Pets and Divorce – Who keeps the dog?

The coronavirus pandemic has seen a boom in the number of couples welcoming new pets into their homes. According to the Pet Food Manufactures Association, an estimated 3.2 million UK households have acquired a pet since the start of the pandemic last year. However, in instances where a relationship breaks down and a couple separates or divorces, who keeps the dog?

In 2014, the Blue Cross suggested that 1 in 4 divorces involved disputes about pets. Whilst many practitioners would probably say in practice the number is much lower, with the increase in couples buying or adopting new pets it is possible that disputes regarding pets following separation and divorce may also be set to increase.

What can you do if your relationship breaks down and a dispute arises regarding your pet?

Firstly, you should try and…

Negotiate directly with your partner

If you find yourself in a situation where a dispute has arisen between you and your partner regarding your pet, then your first course of action is to try to negotiate directly with your partner (if they are open to doing so). This is by far the most cost-effective course of action and would be the easiest option for both parties.


If you find that it has not been possible to resolve the dispute directly with your partner then you may want to enlist the help of an independent ‘third party’, or a ‘family mediator’, with a particular expertise in disputes involving pets. At Lund Bennett we can help you agree on the best course of action for you and your family.

Instruct a solicitor

If you and your partner are still unable to resolve your differences through direct negotiations or mediation with Lund Bennett, then it may be worth instructing a solicitor, which Lund Bennett can help you with. You can either do this before attempting mediation or after. Receiving a formal letter from a solicitor setting out your position may prompt your partner to take negotiations more seriously which could, in turn, lead to a resolution.

Arbitration and Court proceedings

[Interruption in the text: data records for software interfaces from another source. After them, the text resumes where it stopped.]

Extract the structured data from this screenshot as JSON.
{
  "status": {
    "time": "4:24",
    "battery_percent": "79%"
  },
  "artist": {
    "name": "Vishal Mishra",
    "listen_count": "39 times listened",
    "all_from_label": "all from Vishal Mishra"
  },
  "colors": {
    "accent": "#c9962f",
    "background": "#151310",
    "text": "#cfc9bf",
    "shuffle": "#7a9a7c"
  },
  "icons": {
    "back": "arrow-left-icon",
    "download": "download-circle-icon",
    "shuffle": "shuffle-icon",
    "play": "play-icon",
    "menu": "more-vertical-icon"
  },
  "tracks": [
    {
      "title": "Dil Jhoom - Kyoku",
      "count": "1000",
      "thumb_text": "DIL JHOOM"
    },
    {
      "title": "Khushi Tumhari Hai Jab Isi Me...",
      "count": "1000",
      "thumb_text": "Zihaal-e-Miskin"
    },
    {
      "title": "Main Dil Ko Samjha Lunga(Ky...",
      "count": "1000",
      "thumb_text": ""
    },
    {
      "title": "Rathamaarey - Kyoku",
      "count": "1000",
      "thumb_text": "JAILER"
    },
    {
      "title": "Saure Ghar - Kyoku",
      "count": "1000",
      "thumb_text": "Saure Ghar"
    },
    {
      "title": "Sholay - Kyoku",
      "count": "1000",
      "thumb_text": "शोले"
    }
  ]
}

If an agreement cannot be reached, then arbitration should be considered as an alternative to court proceedings. This will still produce a binding outcome but through a process which can be much quicker and more streamlined than court proceedings. It is possible to arbitrate over discrete issues. Whilst the court has the power to make orders regarding chattels and to hear relevant arguments as to whom should retain the chattel (the pet in this instance), court proceedings should only be pursued once you are satisfied that you have exhausted all other avenues. This avenue should be a last resort as court proceedings are time consuming, expensive and are very likely to be disproportionately so if a single issue is being pursued by one of the parties.